(Task material begins)

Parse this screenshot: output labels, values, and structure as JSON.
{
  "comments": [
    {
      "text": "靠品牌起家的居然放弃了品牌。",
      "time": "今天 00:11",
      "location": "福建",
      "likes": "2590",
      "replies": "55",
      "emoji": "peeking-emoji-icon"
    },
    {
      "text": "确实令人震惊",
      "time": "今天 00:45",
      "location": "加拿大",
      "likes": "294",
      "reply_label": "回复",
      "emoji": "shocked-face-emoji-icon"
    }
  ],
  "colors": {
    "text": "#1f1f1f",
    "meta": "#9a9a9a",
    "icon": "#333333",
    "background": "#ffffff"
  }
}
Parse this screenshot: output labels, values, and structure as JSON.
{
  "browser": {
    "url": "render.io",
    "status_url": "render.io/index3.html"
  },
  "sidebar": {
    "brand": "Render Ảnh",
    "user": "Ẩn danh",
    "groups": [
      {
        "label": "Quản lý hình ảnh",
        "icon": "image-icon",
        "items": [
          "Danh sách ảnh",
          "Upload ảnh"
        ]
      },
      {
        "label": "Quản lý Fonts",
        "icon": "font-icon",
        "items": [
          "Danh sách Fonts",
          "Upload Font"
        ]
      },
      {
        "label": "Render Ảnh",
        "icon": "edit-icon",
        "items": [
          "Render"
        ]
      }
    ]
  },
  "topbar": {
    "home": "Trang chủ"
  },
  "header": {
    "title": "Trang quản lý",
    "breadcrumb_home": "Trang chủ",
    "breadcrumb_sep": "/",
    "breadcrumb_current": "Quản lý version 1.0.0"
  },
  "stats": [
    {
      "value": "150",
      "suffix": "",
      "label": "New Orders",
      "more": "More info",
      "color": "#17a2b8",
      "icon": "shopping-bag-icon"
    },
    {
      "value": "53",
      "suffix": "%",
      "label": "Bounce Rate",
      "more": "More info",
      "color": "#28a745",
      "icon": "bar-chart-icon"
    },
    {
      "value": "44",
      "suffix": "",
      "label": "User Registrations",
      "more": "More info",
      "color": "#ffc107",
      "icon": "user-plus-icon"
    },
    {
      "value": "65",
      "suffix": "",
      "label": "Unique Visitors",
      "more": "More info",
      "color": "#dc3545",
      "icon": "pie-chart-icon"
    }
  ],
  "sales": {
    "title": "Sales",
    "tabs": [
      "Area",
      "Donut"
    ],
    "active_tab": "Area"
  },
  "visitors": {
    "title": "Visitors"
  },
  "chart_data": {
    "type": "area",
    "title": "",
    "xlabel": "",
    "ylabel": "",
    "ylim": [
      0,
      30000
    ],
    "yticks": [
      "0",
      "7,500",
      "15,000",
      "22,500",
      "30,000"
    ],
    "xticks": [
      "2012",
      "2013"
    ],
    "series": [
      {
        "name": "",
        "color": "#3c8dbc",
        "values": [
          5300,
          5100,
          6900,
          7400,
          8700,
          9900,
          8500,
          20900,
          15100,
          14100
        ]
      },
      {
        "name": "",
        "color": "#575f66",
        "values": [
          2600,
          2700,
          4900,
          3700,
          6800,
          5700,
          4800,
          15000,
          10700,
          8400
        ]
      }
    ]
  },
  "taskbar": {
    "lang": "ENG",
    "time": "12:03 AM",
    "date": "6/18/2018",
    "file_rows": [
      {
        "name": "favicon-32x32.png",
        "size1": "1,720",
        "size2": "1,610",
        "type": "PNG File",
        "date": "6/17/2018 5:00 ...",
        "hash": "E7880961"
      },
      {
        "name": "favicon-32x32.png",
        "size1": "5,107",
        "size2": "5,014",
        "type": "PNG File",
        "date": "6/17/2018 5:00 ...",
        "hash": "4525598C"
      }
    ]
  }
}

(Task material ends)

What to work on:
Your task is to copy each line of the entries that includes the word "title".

Exercise output:
    "title": "Trang quản lý",
    "title": "Sales",
    "title": "Visitors"
    "title": "",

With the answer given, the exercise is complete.